When was the last time you did something ‘just for you’?
We often think it is OK to run ourselves down in order to look after others or for the work grind. We cannot show our best selves to the world when we are tired all the time, and grumpy with menopausal symptoms.
Self-care has taken on a marketing spin over the years and is often presented in the form of ‘go on, treat yourself’ which suggests it optional, indulgent, and occasional. On the other hand, the marketing invites someone to treat us as if we need someone else’s permission to look after ourselves.
The more we look after others and take on more responsibility the more we need to look after ourselves.
Exhale to give
Inhale to receive
To make a sweeping statement family and friends may often notice what we don’t do, rather than saying thank you for what we consistently do, day in day out. This can feel like they are pointing out your failures or flaws but it is often not the intention and if you were not so tired you probably would not take it so personally!
If you feel you are at this stage it is time to take stock. It is up to you to create the space that you need to allow a wee bit of ‘joie de vivre’ into your life.
In order to practice self-care on a regular basis you need to make space for it.
- Where can you delegate tasks out to other members of the family,

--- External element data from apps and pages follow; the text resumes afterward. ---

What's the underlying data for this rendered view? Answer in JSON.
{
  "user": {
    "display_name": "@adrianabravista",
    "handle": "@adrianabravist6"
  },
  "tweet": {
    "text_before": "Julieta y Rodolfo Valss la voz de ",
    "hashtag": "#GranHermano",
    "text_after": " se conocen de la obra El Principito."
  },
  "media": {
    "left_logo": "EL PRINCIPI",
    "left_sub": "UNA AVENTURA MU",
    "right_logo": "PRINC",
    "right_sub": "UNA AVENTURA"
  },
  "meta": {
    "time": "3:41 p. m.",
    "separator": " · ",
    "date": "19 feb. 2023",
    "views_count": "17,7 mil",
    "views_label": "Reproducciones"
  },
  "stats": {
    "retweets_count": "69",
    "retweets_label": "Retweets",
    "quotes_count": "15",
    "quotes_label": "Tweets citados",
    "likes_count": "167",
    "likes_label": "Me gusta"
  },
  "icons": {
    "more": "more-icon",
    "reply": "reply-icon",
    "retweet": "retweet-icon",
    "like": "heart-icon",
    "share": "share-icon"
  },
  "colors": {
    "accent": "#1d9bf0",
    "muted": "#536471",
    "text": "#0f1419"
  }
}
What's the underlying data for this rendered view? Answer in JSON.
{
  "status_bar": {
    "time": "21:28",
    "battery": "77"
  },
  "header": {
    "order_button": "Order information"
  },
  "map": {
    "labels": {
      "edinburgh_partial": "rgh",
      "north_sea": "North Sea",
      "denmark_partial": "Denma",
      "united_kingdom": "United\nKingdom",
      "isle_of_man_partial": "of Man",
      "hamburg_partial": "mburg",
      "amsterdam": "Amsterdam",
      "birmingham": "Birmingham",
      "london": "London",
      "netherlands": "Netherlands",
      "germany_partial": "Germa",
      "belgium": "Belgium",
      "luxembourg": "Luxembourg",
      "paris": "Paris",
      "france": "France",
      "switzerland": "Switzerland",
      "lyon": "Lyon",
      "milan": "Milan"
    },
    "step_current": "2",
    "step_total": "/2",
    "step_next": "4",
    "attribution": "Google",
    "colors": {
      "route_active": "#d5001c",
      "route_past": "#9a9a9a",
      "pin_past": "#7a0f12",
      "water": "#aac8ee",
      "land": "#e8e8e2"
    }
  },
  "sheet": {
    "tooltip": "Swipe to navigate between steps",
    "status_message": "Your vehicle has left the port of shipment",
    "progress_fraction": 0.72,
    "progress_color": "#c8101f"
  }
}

- Can out you outsource or insource to children if they are old enough for extra pocket money,
- What can you stop doing altogether? Something that had a good reason behind it years ago but you and your family have grown out off,

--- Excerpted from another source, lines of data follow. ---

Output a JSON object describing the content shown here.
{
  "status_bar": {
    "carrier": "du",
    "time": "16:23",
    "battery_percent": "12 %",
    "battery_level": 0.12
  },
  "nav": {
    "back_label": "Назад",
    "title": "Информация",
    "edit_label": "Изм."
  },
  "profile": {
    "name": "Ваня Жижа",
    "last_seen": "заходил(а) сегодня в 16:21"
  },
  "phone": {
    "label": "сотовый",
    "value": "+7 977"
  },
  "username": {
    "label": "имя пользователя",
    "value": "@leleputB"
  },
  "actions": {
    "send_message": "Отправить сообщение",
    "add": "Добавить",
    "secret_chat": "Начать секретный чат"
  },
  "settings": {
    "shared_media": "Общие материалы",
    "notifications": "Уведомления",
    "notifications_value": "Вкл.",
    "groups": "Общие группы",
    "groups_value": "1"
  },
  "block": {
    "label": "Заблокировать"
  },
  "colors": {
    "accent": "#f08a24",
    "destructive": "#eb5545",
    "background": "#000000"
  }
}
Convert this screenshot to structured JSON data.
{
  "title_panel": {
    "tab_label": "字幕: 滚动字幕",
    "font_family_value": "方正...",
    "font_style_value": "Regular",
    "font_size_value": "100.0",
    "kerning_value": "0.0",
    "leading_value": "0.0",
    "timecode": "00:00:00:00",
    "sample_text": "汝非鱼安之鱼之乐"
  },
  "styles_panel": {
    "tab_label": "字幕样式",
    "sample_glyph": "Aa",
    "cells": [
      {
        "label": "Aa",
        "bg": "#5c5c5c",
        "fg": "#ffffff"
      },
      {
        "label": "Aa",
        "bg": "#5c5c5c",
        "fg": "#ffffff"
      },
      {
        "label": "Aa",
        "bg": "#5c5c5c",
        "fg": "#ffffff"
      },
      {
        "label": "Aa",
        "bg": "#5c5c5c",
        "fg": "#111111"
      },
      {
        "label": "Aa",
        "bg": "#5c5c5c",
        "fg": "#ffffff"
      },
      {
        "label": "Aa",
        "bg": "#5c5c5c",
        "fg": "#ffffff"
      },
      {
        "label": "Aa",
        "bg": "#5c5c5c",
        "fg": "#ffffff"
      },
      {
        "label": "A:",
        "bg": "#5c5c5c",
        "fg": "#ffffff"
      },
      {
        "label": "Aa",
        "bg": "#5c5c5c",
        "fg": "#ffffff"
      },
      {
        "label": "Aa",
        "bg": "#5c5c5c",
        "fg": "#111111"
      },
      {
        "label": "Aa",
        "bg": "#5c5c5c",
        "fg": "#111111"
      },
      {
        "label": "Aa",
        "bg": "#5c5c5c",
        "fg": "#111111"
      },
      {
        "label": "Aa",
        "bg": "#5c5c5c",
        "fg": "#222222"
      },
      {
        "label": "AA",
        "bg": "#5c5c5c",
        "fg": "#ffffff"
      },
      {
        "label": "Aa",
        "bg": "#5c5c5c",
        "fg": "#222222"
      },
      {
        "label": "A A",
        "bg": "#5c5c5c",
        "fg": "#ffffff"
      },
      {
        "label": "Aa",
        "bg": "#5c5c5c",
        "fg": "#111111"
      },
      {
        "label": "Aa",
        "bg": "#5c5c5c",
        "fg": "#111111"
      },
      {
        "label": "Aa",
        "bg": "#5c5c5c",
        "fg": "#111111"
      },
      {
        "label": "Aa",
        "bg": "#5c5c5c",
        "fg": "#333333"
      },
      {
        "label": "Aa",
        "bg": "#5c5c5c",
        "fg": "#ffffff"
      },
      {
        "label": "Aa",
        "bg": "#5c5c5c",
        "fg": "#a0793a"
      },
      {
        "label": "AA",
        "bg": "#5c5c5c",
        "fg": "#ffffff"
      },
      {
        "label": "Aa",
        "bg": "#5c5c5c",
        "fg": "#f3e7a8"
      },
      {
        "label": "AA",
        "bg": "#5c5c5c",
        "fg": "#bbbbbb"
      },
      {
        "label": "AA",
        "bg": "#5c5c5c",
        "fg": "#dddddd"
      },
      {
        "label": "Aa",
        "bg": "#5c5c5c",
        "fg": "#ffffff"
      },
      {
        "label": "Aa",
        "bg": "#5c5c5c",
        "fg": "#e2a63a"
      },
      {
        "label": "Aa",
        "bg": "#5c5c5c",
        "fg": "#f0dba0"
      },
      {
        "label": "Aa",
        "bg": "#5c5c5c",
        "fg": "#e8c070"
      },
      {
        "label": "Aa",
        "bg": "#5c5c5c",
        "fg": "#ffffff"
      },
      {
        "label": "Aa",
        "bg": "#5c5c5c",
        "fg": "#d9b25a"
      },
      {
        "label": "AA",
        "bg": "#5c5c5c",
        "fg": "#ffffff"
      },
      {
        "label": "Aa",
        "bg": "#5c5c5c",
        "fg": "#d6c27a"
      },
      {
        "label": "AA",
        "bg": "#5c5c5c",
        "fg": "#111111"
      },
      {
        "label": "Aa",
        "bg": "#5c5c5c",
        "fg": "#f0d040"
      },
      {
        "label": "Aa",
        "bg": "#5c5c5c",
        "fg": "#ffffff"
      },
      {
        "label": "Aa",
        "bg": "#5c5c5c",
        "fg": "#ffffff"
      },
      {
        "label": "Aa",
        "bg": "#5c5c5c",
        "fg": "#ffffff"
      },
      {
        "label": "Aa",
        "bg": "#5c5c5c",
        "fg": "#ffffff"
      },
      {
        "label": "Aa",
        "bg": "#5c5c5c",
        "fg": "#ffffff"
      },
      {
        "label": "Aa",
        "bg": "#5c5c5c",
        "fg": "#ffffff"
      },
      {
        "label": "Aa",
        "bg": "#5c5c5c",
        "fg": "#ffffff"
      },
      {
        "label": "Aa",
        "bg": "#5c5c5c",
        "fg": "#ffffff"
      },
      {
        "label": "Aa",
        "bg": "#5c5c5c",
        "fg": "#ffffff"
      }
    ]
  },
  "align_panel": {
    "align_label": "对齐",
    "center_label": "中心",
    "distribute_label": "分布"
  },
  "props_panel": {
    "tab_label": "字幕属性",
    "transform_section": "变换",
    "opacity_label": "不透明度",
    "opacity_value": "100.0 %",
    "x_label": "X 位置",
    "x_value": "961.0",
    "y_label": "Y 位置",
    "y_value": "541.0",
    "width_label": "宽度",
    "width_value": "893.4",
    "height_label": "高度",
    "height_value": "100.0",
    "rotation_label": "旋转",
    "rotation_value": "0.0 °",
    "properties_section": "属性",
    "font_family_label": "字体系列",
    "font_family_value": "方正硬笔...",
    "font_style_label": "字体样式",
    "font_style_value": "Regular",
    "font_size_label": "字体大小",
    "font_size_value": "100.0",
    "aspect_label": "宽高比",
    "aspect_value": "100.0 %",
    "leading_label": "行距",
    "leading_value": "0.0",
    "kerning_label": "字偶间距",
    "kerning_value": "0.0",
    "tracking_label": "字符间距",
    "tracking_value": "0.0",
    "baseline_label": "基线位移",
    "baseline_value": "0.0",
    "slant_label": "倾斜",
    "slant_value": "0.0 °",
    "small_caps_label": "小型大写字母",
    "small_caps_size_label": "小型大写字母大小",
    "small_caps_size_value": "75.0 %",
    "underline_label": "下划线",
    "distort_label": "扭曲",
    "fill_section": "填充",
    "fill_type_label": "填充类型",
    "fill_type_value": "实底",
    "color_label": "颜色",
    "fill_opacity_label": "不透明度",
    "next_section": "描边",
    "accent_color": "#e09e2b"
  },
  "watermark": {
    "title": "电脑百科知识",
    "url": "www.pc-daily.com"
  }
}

- Physically make space by decluttering your own space, give to charities where you can or throw out where appropriate,
- Mentally accepting that you are menopausal and that you need to look to the future rather than the past and start doing things differently.
Once you have created some space, what are you going to do?
Some of my clients get stumped at this point as it has been so long since they have spent time on themselves and their hobbies that they do not actually know what they enjoy! I wrote about this in my book The Menopause Diaries
My starting point is finding out if you are an extrovert or introvert as they have very different ways of recharging themselves. You can find a free quiz here.
Extroverts recharge in company of others and introverts on their own. This will have an impact of what you may chose to do, and may be the reason why some things are not as relaxing as you think they should be!
‘Other people’s opinions’ (OPO) can carry a lot of weight particularly if you feel the person has everything together and you are looking for some inspiration.
It is a time for a wee bit of reflection, perhaps thinking back to what hobbies you had as a child, or perhaps there have been interests over the years that you have not had the resources to pursue that you could do now. I am a lifelong learner and I always have a long list of things I want to learn. Most things you can do online however it can be much easier to create a habit and sense of urgency if you go somewhere. There are always minor emergencies at home or work, which are easy to be caught up in. If you are at a different venue it is much easy to protect your time and new hobby, and hopefully the minor crisis will be over when you get home.
If you are an introvert, you might take advantage of a quiet house for ‘just for you’ time. Perhaps first thing in the morning when everyone is asleep or when everyone is out for the evening.
How do you keep going?
Having an attitude of life-long wellbeing is important. Your wellbeing is not an exam you pass and then stop. It always has to be a part of our lives. Having flexibility in what you do is important to consider your resources and interests that will change over the years.
Some people may not like your choices particularly if they feel a bit neglected. However, that is something to work around with kindness and time; some people just do not like change!
It is also, about how a hobby or activity makes you feel rather than being attached to a specific activity or class. It is maintaining a curiosity that if your Wednesday class stops you can find something else that would also give you a skip in your step and a twinkle in your eye.
What do you do ‘just for you’? I would love to hear from you.
Samantha Valand is the author of “The Menopause Diaries: A practical guide to healthy eating and exercising in your menopausal years”. You can find out more about her book here.